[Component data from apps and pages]
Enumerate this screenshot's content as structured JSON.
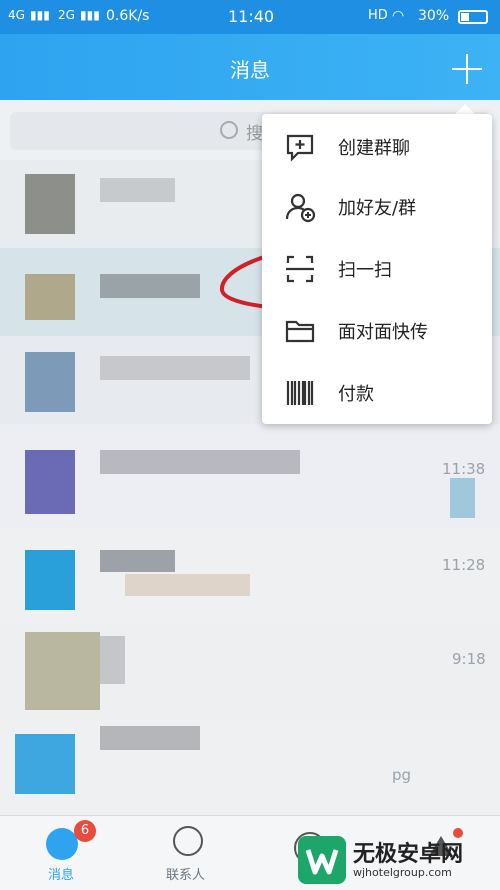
{
  "status_bar": {
    "net1": "4G",
    "net2": "2G",
    "speed": "0.6K/s",
    "time": "11:40",
    "hd": "HD",
    "battery": "30%"
  },
  "header": {
    "title": "消息",
    "add_icon": "plus-icon"
  },
  "search": {
    "placeholder": "搜"
  },
  "menu": {
    "items": [
      {
        "label": "创建群聊",
        "icon": "create-group-icon"
      },
      {
        "label": "加好友/群",
        "icon": "add-friend-icon"
      },
      {
        "label": "扫一扫",
        "icon": "scan-icon"
      },
      {
        "label": "面对面快传",
        "icon": "folder-icon"
      },
      {
        "label": "付款",
        "icon": "barcode-icon"
      }
    ]
  },
  "conversations": {
    "times": [
      "11:38",
      "11:28",
      "9:18"
    ],
    "partial": "pg"
  },
  "nav": {
    "messages_label": "消息",
    "messages_badge": "6",
    "contacts_label": "联系人"
  },
  "watermark": {
    "title": "无极安卓网",
    "url": "wjhotelgroup.com"
  },
  "colors": {
    "primary": "#2ea3f0",
    "badge": "#e74c3c",
    "annotation": "#d0202a"
  }
}
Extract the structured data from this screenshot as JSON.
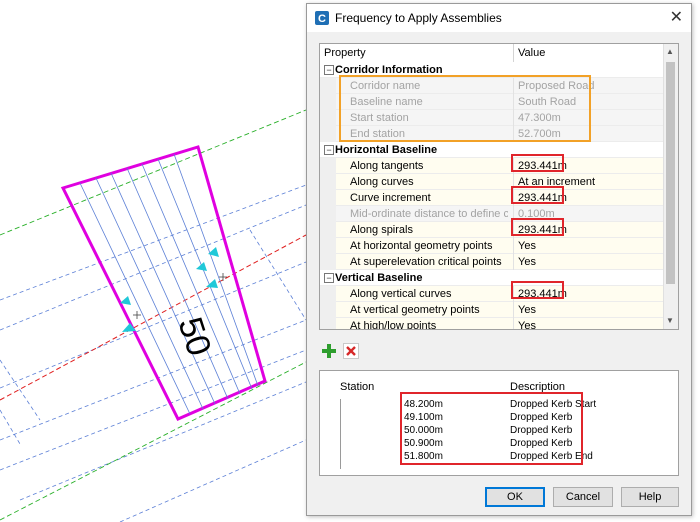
{
  "drawing": {
    "station_label": "50",
    "colors": {
      "boundary": "#e000e0",
      "centerline": "#e02020",
      "offset": "#2ab02a",
      "grid": "#5b7fd6",
      "marker": "#20c8d8"
    }
  },
  "dialog": {
    "title": "Frequency to Apply Assemblies",
    "app_icon": "civil3d-app-icon",
    "close_icon": "close-icon",
    "grid": {
      "col_property": "Property",
      "col_value": "Value",
      "rows": [
        {
          "type": "category",
          "label": "Corridor Information",
          "toggle": "−"
        },
        {
          "type": "disabled",
          "label": "Corridor name",
          "value": "Proposed Road"
        },
        {
          "type": "disabled",
          "label": "Baseline name",
          "value": "South Road"
        },
        {
          "type": "disabled",
          "label": "Start station",
          "value": "47.300m"
        },
        {
          "type": "disabled",
          "label": "End station",
          "value": "52.700m"
        },
        {
          "type": "category",
          "label": "Horizontal Baseline",
          "toggle": "−"
        },
        {
          "type": "prop",
          "label": "Along tangents",
          "value": "293.441m"
        },
        {
          "type": "prop",
          "label": "Along curves",
          "value": "At an increment"
        },
        {
          "type": "prop",
          "label": "Curve increment",
          "value": "293.441m"
        },
        {
          "type": "disabled",
          "label": "Mid-ordinate distance to define cur...",
          "value": "0.100m"
        },
        {
          "type": "prop",
          "label": "Along spirals",
          "value": "293.441m"
        },
        {
          "type": "prop",
          "label": "At horizontal geometry points",
          "value": "Yes"
        },
        {
          "type": "prop",
          "label": "At superelevation critical points",
          "value": "Yes"
        },
        {
          "type": "category",
          "label": "Vertical Baseline",
          "toggle": "−"
        },
        {
          "type": "prop",
          "label": "Along vertical curves",
          "value": "293.441m"
        },
        {
          "type": "prop",
          "label": "At vertical geometry points",
          "value": "Yes"
        },
        {
          "type": "prop",
          "label": "At high/low points",
          "value": "Yes"
        }
      ]
    },
    "list": {
      "col_station": "Station",
      "col_description": "Description",
      "rows": [
        {
          "station": "48.200m",
          "description": "Dropped Kerb Start"
        },
        {
          "station": "49.100m",
          "description": "Dropped Kerb"
        },
        {
          "station": "50.000m",
          "description": "Dropped Kerb"
        },
        {
          "station": "50.900m",
          "description": "Dropped Kerb"
        },
        {
          "station": "51.800m",
          "description": "Dropped Kerb End"
        }
      ]
    },
    "buttons": {
      "ok": "OK",
      "cancel": "Cancel",
      "help": "Help"
    },
    "icons": {
      "add": "add-icon",
      "delete": "delete-icon"
    },
    "highlight_colors": {
      "red": "#e0252b",
      "orange": "#f2a127"
    }
  }
}
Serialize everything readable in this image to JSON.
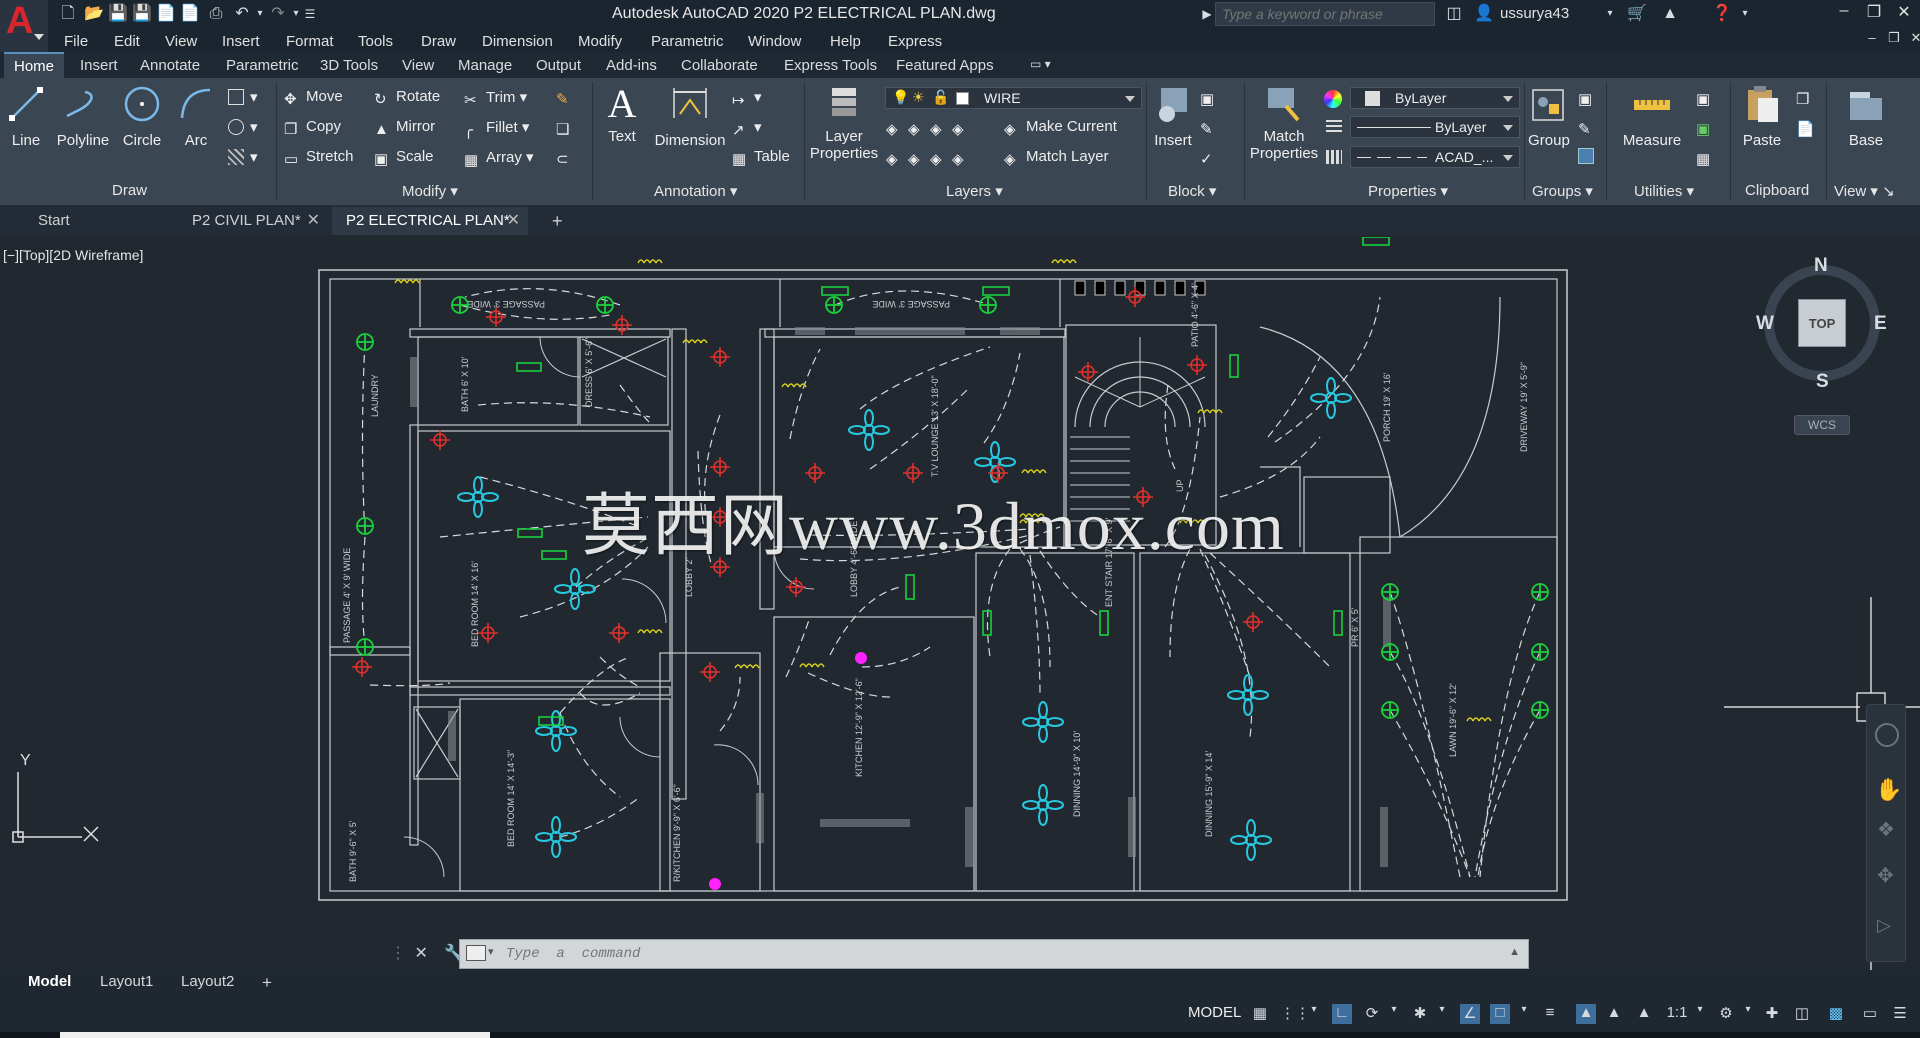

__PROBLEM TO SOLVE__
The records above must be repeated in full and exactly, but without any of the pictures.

__WRITTEN ANSWER__
Enumerate this screenshot's content as structured JSON.
{
  "status_bar": {
    "net1": "4G",
    "net2": "2G",
    "speed": "0.6K/s",
    "time": "11:40",
    "hd": "HD",
    "battery": "30%"
  },
  "header": {
    "title": "消息",
    "add_icon": "plus-icon"
  },
  "search": {
    "placeholder": "搜"
  },
  "menu": {
    "items": [
      {
        "label": "创建群聊",
        "icon": "create-group-icon"
      },
      {
        "label": "加好友/群",
        "icon": "add-friend-icon"
      },
      {
        "label": "扫一扫",
        "icon": "scan-icon"
      },
      {
        "label": "面对面快传",
        "icon": "folder-icon"
      },
      {
        "label": "付款",
        "icon": "barcode-icon"
      }
    ]
  },
  "conversations": {
    "times": [
      "11:38",
      "11:28",
      "9:18"
    ],
    "partial": "pg"
  },
  "nav": {
    "messages_label": "消息",
    "messages_badge": "6",
    "contacts_label": "联系人"
  },
  "watermark": {
    "title": "无极安卓网",
    "url": "wjhotelgroup.com"
  },
  "colors": {
    "primary": "#2ea3f0",
    "badge": "#e74c3c",
    "annotation": "#d0202a"
  }
}
Extract the structured data from this screenshot as JSON.
{
  "drawing": {
    "station_label": "50",
    "colors": {
      "boundary": "#e000e0",
      "centerline": "#e02020",
      "offset": "#2ab02a",
      "grid": "#5b7fd6",
      "marker": "#20c8d8"
    }
  },
  "dialog": {
    "title": "Frequency to Apply Assemblies",
    "app_icon": "civil3d-app-icon",
    "close_icon": "close-icon",
    "grid": {
      "col_property": "Property",
      "col_value": "Value",
      "rows": [
        {
          "type": "category",
          "label": "Corridor Information",
          "toggle": "−"
        },
        {
          "type": "disabled",
          "label": "Corridor name",
          "value": "Proposed Road"
        },
        {
          "type": "disabled",
          "label": "Baseline name",
          "value": "South Road"
        },
        {
          "type": "disabled",
          "label": "Start station",
          "value": "47.300m"
        },
        {
          "type": "disabled",
          "label": "End station",
          "value": "52.700m"
        },
        {
          "type": "category",
          "label": "Horizontal Baseline",
          "toggle": "−"
        },
        {
          "type": "prop",
          "label": "Along tangents",
          "value": "293.441m"
        },
        {
          "type": "prop",
          "label": "Along curves",
          "value": "At an increment"
        },
        {
          "type": "prop",
          "label": "Curve increment",
          "value": "293.441m"
        },
        {
          "type": "disabled",
          "label": "Mid-ordinate distance to define cur...",
          "value": "0.100m"
        },
        {
          "type": "prop",
          "label": "Along spirals",
          "value": "293.441m"
        },
        {
          "type": "prop",
          "label": "At horizontal geometry points",
          "value": "Yes"
        },
        {
          "type": "prop",
          "label": "At superelevation critical points",
          "value": "Yes"
        },
        {
          "type": "category",
          "label": "Vertical Baseline",
          "toggle": "−"
        },
        {
          "type": "prop",
          "label": "Along vertical curves",
          "value": "293.441m"
        },
        {
          "type": "prop",
          "label": "At vertical geometry points",
          "value": "Yes"
        },
        {
          "type": "prop",
          "label": "At high/low points",
          "value": "Yes"
        }
      ]
    },
    "list": {
      "col_station": "Station",
      "col_description": "Description",
      "rows": [
        {
          "station": "48.200m",
          "description": "Dropped Kerb Start"
        },
        {
          "station": "49.100m",
          "description": "Dropped Kerb"
        },
        {
          "station": "50.000m",
          "description": "Dropped Kerb"
        },
        {
          "station": "50.900m",
          "description": "Dropped Kerb"
        },
        {
          "station": "51.800m",
          "description": "Dropped Kerb End"
        }
      ]
    },
    "buttons": {
      "ok": "OK",
      "cancel": "Cancel",
      "help": "Help"
    },
    "icons": {
      "add": "add-icon",
      "delete": "delete-icon"
    },
    "highlight_colors": {
      "red": "#e0252b",
      "orange": "#f2a127"
    }
  }
}
Serialize everything readable in this image to JSON.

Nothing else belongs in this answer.